And while organizers always protested (a little too much) that beauty pageants really were about empowering women, we also know the motivation of a goodly number of viewers in the same bygone days when TV ratings for pageants were high and the results were front-page news. Don't lie — you didn't run to the fridge for refreshments during the swimsuit competition, and you didn't gripe a couple of decades ago when those swimsuits became bikinis.
The most famous pageant of all, Miss America, actually started in 1921 as a parade of "bathing beauties" to draw tourists to the boardwalk and beach at Atlantic City, New Jersey.
Pageant officials announced last week that the swimsuit competition is being dropped from the final competition, although it won't disappear from all local and state pageants until 2019. Gretchen Carlson, a former Miss America and Fox News host who now chairs the pageant's board of trustees, said, "We're not going to judge you on your appearance because we are interested in what makes you you."
Instead of donning swimsuits, contestants will, according to organizers, interact with judges to "highlight (their) achievements and goals in life and how (they) will use (their) talents, passion and ambition to perform the job of Miss America."
Contestants also will be permitted, if they choose, to wear something besides a gown in the evening wear competition.

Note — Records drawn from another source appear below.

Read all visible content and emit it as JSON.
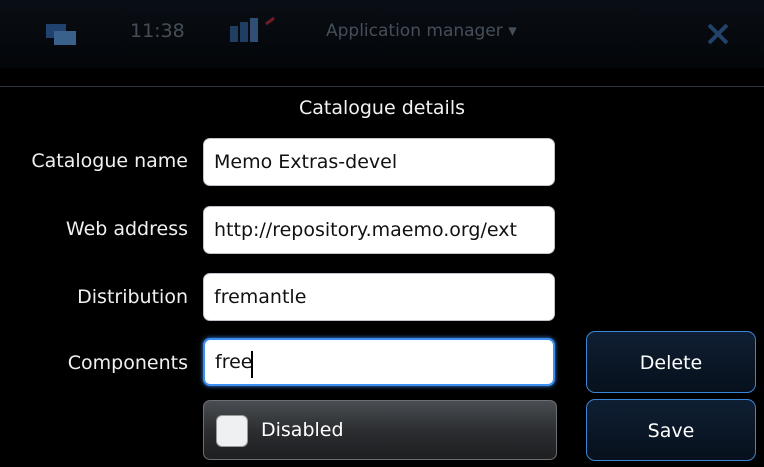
{
  "status_bar": {
    "clock": "11:38",
    "app_title": "Application manager ▾"
  },
  "dialog": {
    "title": "Catalogue details",
    "fields": [
      {
        "label": "Catalogue name",
        "value": "Memo Extras-devel"
      },
      {
        "label": "Web address",
        "value": "http://repository.maemo.org/ext"
      },
      {
        "label": "Distribution",
        "value": "fremantle"
      },
      {
        "label": "Components",
        "value": "free"
      }
    ],
    "disabled_checkbox": {
      "label": "Disabled",
      "checked": false
    },
    "buttons": {
      "delete": "Delete",
      "save": "Save"
    }
  },
  "colors": {
    "accent": "#3c8ff0",
    "background": "#000000",
    "field_background": "#ffffff"
  }
}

Part of this is a reaction to last year's scandal involving emails by former pageant officials that lambasted contestants' appearance, intelligence and sex lives. Those folks lost their jobs and the top three spots in the pageant's leadership now are held by women.
Part of it is changing times. Women in the #MeToo era rightfully are tired of being objectified and rated on their looks rather than their smarts and skills. Except for one woman who said getting into swimsuit shape involved discipline and healthy habits, which certainly are positive concepts, the news was greeted with applause by former Miss Americas and pageant contestants. One mentioned how "awkward and uncomfortable" it was to walk around on stage in a swimsuit and high heels.

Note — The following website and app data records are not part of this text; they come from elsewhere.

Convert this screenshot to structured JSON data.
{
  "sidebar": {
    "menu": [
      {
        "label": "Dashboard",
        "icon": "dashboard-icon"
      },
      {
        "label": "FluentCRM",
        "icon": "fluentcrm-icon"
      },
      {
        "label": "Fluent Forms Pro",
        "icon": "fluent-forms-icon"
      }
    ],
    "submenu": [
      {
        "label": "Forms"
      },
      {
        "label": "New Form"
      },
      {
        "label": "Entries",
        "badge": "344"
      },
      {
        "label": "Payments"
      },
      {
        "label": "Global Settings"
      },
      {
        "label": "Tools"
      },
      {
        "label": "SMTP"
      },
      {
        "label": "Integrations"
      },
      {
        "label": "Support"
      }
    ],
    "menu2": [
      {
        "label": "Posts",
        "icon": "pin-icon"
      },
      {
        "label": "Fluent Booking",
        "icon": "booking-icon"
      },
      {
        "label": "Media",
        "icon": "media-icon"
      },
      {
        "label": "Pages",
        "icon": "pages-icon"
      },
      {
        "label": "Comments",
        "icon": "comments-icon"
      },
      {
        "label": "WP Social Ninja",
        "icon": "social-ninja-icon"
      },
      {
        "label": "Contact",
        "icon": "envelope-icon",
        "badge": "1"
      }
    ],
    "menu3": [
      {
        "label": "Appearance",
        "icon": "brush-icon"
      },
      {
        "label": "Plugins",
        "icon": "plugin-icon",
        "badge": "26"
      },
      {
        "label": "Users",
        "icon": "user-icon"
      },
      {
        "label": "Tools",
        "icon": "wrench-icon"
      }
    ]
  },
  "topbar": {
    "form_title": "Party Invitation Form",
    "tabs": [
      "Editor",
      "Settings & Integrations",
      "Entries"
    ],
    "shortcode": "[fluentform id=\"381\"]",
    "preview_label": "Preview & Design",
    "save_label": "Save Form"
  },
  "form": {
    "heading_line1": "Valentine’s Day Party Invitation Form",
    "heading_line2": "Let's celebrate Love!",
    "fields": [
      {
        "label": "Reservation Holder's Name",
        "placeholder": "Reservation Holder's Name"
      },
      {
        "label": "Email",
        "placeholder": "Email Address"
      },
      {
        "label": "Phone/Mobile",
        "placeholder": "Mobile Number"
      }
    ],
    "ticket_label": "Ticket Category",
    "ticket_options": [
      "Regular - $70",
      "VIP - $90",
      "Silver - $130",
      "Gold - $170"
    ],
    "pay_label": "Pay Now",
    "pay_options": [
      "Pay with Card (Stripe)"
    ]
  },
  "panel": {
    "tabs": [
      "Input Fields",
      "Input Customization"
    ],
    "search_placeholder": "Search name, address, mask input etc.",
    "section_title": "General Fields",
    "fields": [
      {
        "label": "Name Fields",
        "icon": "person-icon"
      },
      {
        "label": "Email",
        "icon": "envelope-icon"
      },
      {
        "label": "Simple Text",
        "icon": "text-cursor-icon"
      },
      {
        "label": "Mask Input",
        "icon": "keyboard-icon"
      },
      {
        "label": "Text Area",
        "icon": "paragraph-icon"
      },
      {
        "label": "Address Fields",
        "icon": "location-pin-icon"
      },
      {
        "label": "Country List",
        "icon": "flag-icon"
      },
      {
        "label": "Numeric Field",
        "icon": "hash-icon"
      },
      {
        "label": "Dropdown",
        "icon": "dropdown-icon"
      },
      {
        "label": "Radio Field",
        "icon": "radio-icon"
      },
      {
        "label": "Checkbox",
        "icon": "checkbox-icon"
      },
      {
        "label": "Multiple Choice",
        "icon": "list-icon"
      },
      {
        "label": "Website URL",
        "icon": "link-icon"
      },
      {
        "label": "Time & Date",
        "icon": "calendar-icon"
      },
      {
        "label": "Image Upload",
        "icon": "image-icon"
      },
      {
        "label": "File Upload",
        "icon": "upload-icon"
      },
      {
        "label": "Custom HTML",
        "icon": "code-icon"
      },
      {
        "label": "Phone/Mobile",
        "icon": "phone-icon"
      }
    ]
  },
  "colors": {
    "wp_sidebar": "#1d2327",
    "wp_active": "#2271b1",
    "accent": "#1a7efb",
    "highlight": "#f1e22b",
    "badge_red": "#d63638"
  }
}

The past motivations we cited also have changed. Pageant organizers say these days, the talent competition gets higher ratings than the swimsuit competition.
So few mourners are bemoaning this move. We see it as a positive step and hope other pageants follow Miss America's lead.
Will it boost the pageant's ratings, which are roughly a sixth of what they were 30 years ago? Probably not; there are too many other TV options in 2018.
Will it silence critics of pageants in general, who see them as sexist and an anachronism? Probably not; the philosophical disagreements there transcend bikinis.
Is it the right thing to do? Yes; the bathing beauty aspect actually is an anachronism that has long passed its expiration date.
Besides, you can still cheer for your state's representative or another favorite contestant. Just bring "what makes her her," as Carlson put it, into the equation, and don't make it all about easiness on the eyes.
The Dothan Eagle on a young elected official:
Each year around this time, thousands of teenagers experience the rite of passage that comes with the graduation from high school. Some have plans ahead; others are still trying to figure it out when they don their caps and gowns. Most have apprehension as they leave a routine they've known for 12 years and peer ahead into the wide expanse of their futures.
Weston Spivey hit the ground running long before he'd graduated from Ridgecrest Christian School a few weeks ago. He'd been working in the family business, and had so impressed people in his community that he'd been approached about running for public office. He was 17.
Now 18, he became the state's youngest elected official when he defeated incumbent Geneva County Commissioner Bryan Hatton for the District 1 seat.
That in itself is an awe-inspiring feat. But while many of his peers are thinking of other endeavors, Spivey is brainstorming strategies for economic development of the county he calls home, and his logic is impressively sound.
We congratulate Weston Spivey for the initiative and dedication he put into winning the trust of Geneva County voters. We expect he'll carry that work ethic with him as he approaches the difficult work of governance.